You may also want to simply experiment with new exercises at home – to build your awareness or give you insights about your horse. You will not radically adjust your approach without test-driving the adjustments in brief increments. Adopt changes (such as warm-ups that include a lot of collection work, shortened stirrups, or a new martingale) by reviewing clinic sessions, getting input from your regular trainer, analyzing video from the clinic, discussing ideas with friends who were there, and any other ways you can think of to weigh and measure your new tools.

The Optimal Idea

Taking a clinic can be an invaluable opportunity to build new skills. Not only can you learn from a new instructor, but the clinic format (such as riding in a new place, being watched by new people with expert opinions, and wanting to perform at your best) can mimic some of the demands of competition in very useful ways. Treat the experience as both physical practice and a mental skills run-through for an event, and you will benefit on many levels.

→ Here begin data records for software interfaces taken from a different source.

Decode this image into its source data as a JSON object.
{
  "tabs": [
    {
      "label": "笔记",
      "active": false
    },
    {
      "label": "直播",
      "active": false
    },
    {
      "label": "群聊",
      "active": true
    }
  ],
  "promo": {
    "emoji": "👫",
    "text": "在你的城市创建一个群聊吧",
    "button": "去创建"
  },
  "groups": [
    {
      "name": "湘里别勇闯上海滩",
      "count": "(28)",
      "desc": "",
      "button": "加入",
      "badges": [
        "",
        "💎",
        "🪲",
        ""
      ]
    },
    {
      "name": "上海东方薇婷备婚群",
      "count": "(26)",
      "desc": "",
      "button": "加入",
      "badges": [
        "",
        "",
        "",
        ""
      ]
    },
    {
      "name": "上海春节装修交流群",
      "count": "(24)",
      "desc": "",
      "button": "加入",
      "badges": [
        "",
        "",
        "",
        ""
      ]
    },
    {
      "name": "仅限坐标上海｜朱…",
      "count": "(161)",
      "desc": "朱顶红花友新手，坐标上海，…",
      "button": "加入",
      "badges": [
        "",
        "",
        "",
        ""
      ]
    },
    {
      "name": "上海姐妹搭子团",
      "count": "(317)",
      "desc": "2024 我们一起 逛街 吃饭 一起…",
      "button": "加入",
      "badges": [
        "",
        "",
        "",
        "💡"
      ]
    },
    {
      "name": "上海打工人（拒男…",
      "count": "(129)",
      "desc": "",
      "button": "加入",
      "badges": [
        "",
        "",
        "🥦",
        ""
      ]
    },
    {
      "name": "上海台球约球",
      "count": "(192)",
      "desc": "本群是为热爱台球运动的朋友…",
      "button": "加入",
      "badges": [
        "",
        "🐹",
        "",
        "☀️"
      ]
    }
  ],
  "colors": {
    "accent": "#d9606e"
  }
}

Tonya Johnston, MA, is a Mental Skills Coach who specializes in working with equestrian athletes. Her coaching sessions teach mental strategies for optimal sport performance and help riders develop personalized preparation routines. Tonya’s clients have attained competitive success at every level, including national titles and awards. She has presented at both the USEA and USDF national conventions. Tonya has a master’s degree in Sport Psychology from John F. Kennedy University. She conducts “Mental Skills for Riders” clinics throughout the country as well as phone consultations with individual clients. Phone: 510.418.3664.